*** Opening of SUPPLIED MATERIAL ***

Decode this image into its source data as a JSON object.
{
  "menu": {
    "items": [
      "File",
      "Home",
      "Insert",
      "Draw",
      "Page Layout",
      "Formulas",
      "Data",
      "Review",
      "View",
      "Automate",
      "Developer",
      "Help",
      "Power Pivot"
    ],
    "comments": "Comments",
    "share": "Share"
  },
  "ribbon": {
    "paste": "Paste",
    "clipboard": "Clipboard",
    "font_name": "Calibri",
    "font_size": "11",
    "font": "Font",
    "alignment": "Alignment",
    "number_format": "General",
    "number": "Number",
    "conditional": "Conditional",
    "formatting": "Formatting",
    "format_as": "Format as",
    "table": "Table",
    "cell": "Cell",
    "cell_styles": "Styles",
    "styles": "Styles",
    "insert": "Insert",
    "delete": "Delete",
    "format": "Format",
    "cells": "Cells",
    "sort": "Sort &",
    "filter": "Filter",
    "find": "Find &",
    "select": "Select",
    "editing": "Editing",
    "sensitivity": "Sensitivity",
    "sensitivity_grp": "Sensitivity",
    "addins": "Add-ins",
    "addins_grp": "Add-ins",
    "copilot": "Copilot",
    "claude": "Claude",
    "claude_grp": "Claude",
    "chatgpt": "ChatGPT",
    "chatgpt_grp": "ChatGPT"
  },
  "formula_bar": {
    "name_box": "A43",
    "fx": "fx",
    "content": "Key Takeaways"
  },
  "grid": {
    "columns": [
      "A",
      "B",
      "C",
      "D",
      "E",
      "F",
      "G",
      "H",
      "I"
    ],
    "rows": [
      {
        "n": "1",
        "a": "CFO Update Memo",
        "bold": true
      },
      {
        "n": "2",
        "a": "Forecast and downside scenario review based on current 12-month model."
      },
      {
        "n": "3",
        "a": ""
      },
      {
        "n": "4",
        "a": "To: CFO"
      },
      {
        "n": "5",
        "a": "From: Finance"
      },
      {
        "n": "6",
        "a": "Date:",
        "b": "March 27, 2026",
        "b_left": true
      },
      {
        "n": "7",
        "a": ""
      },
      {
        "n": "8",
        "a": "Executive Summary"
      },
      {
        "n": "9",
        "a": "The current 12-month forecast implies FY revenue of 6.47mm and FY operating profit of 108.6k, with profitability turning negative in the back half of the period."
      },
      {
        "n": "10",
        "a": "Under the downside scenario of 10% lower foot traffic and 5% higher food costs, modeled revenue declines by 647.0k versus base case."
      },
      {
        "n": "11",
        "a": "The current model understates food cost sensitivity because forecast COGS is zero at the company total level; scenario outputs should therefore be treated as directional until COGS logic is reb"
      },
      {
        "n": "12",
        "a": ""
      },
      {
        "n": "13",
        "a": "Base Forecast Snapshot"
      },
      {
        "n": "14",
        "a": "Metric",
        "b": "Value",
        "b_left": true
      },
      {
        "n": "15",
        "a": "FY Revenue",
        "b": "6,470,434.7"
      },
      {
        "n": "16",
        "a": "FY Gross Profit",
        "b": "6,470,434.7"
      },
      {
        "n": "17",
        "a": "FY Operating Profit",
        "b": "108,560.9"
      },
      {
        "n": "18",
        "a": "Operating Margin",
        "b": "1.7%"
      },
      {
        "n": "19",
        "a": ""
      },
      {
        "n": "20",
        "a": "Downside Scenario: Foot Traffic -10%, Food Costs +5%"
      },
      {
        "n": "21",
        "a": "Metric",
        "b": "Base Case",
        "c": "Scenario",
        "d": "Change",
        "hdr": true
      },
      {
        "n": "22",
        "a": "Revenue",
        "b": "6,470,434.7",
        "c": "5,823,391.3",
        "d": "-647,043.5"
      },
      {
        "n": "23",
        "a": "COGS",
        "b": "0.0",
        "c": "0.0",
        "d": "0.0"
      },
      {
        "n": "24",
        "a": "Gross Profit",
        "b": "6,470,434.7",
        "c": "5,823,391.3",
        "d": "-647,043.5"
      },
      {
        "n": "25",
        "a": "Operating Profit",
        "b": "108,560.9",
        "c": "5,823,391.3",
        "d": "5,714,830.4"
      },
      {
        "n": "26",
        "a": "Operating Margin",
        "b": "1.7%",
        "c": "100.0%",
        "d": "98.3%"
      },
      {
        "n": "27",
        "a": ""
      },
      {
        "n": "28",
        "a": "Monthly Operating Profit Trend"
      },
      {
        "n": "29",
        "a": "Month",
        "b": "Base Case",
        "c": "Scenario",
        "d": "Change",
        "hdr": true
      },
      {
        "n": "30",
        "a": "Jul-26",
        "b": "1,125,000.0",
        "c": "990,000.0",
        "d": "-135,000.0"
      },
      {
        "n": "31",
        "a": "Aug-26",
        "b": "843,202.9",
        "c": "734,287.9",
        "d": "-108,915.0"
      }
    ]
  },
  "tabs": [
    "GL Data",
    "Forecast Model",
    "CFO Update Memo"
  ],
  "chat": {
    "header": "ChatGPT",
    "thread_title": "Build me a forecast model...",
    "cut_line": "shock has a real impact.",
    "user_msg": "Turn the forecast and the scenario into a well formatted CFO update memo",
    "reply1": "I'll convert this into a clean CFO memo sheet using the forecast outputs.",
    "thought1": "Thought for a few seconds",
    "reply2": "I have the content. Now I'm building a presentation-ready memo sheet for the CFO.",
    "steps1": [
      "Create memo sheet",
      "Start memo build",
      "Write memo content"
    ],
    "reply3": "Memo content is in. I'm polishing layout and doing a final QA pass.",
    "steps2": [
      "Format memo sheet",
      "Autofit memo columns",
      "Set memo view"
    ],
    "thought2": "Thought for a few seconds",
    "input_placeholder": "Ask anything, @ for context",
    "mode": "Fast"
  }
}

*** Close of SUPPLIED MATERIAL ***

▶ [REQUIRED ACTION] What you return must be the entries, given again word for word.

▶ [RESPONSE FOR THIS EXERCISE]
Decode this image into its source data as a JSON object.
{
  "menu": {
    "items": [
      "File",
      "Home",
      "Insert",
      "Draw",
      "Page Layout",
      "Formulas",
      "Data",
      "Review",
      "View",
      "Automate",
      "Developer",
      "Help",
      "Power Pivot"
    ],
    "comments": "Comments",
    "share": "Share"
  },
  "ribbon": {
    "paste": "Paste",
    "clipboard": "Clipboard",
    "font_name": "Calibri",
    "font_size": "11",
    "font": "Font",
    "alignment": "Alignment",
    "number_format": "General",
    "number": "Number",
    "conditional": "Conditional",
    "formatting": "Formatting",
    "format_as": "Format as",
    "table": "Table",
    "cell": "Cell",
    "cell_styles": "Styles",
    "styles": "Styles",
    "insert": "Insert",
    "delete": "Delete",
    "format": "Format",
    "cells": "Cells",
    "sort": "Sort &",
    "filter": "Filter",
    "find": "Find &",
    "select": "Select",
    "editing": "Editing",
    "sensitivity": "Sensitivity",
    "sensitivity_grp": "Sensitivity",
    "addins": "Add-ins",
    "addins_grp": "Add-ins",
    "copilot": "Copilot",
    "claude": "Claude",
    "claude_grp": "Claude",
    "chatgpt": "ChatGPT",
    "chatgpt_grp": "ChatGPT"
  },
  "formula_bar": {
    "name_box": "A43",
    "fx": "fx",
    "content": "Key Takeaways"
  },
  "grid": {
    "columns": [
      "A",
      "B",
      "C",
      "D",
      "E",
      "F",
      "G",
      "H",
      "I"
    ],
    "rows": [
      {
        "n": "1",
        "a": "CFO Update Memo",
        "bold": true
      },
      {
        "n": "2",
        "a": "Forecast and downside scenario review based on current 12-month model."
      },
      {
        "n": "3",
        "a": ""
      },
      {
        "n": "4",
        "a": "To: CFO"
      },
      {
        "n": "5",
        "a": "From: Finance"
      },
      {
        "n": "6",
        "a": "Date:",
        "b": "March 27, 2026",
        "b_left": true
      },
      {
        "n": "7",
        "a": ""
      },
      {
        "n": "8",
        "a": "Executive Summary"
      },
      {
        "n": "9",
        "a": "The current 12-month forecast implies FY revenue of 6.47mm and FY operating profit of 108.6k, with profitability turning negative in the back half of the period."
      },
      {
        "n": "10",
        "a": "Under the downside scenario of 10% lower foot traffic and 5% higher food costs, modeled revenue declines by 647.0k versus base case."
      },
      {
        "n": "11",
        "a": "The current model understates food cost sensitivity because forecast COGS is zero at the company total level; scenario outputs should therefore be treated as directional until COGS logic is reb"
      },
      {
        "n": "12",
        "a": ""
      },
      {
        "n": "13",
        "a": "Base Forecast Snapshot"
      },
      {
        "n": "14",
        "a": "Metric",
        "b": "Value",
        "b_left": true
      },
      {
        "n": "15",
        "a": "FY Revenue",
        "b": "6,470,434.7"
      },
      {
        "n": "16",
        "a": "FY Gross Profit",
        "b": "6,470,434.7"
      },
      {
        "n": "17",
        "a": "FY Operating Profit",
        "b": "108,560.9"
      },
      {
        "n": "18",
        "a": "Operating Margin",
        "b": "1.7%"
      },
      {
        "n": "19",
        "a": ""
      },
      {
        "n": "20",
        "a": "Downside Scenario: Foot Traffic -10%, Food Costs +5%"
      },
      {
        "n": "21",
        "a": "Metric",
        "b": "Base Case",
        "c": "Scenario",
        "d": "Change",
        "hdr": true
      },
      {
        "n": "22",
        "a": "Revenue",
        "b": "6,470,434.7",
        "c": "5,823,391.3",
        "d": "-647,043.5"
      },
      {
        "n": "23",
        "a": "COGS",
        "b": "0.0",
        "c": "0.0",
        "d": "0.0"
      },
      {
        "n": "24",
        "a": "Gross Profit",
        "b": "6,470,434.7",
        "c": "5,823,391.3",
        "d": "-647,043.5"
      },
      {
        "n": "25",
        "a": "Operating Profit",
        "b": "108,560.9",
        "c": "5,823,391.3",
        "d": "5,714,830.4"
      },
      {
        "n": "26",
        "a": "Operating Margin",
        "b": "1.7%",
        "c": "100.0%",
        "d": "98.3%"
      },
      {
        "n": "27",
        "a": ""
      },
      {
        "n": "28",
        "a": "Monthly Operating Profit Trend"
      },
      {
        "n": "29",
        "a": "Month",
        "b": "Base Case",
        "c": "Scenario",
        "d": "Change",
        "hdr": true
      },
      {
        "n": "30",
        "a": "Jul-26",
        "b": "1,125,000.0",
        "c": "990,000.0",
        "d": "-135,000.0"
      },
      {
        "n": "31",
        "a": "Aug-26",
        "b": "843,202.9",
        "c": "734,287.9",
        "d": "-108,915.0"
      }
    ]
  },
  "tabs": [
    "GL Data",
    "Forecast Model",
    "CFO Update Memo"
  ],
  "chat": {
    "header": "ChatGPT",
    "thread_title": "Build me a forecast model...",
    "cut_line": "shock has a real impact.",
    "user_msg": "Turn the forecast and the scenario into a well formatted CFO update memo",
    "reply1": "I'll convert this into a clean CFO memo sheet using the forecast outputs.",
    "thought1": "Thought for a few seconds",
    "reply2": "I have the content. Now I'm building a presentation-ready memo sheet for the CFO.",
    "steps1": [
      "Create memo sheet",
      "Start memo build",
      "Write memo content"
    ],
    "reply3": "Memo content is in. I'm polishing layout and doing a final QA pass.",
    "steps2": [
      "Format memo sheet",
      "Autofit memo columns",
      "Set memo view"
    ],
    "thought2": "Thought for a few seconds",
    "input_placeholder": "Ask anything, @ for context",
    "mode": "Fast"
  }
}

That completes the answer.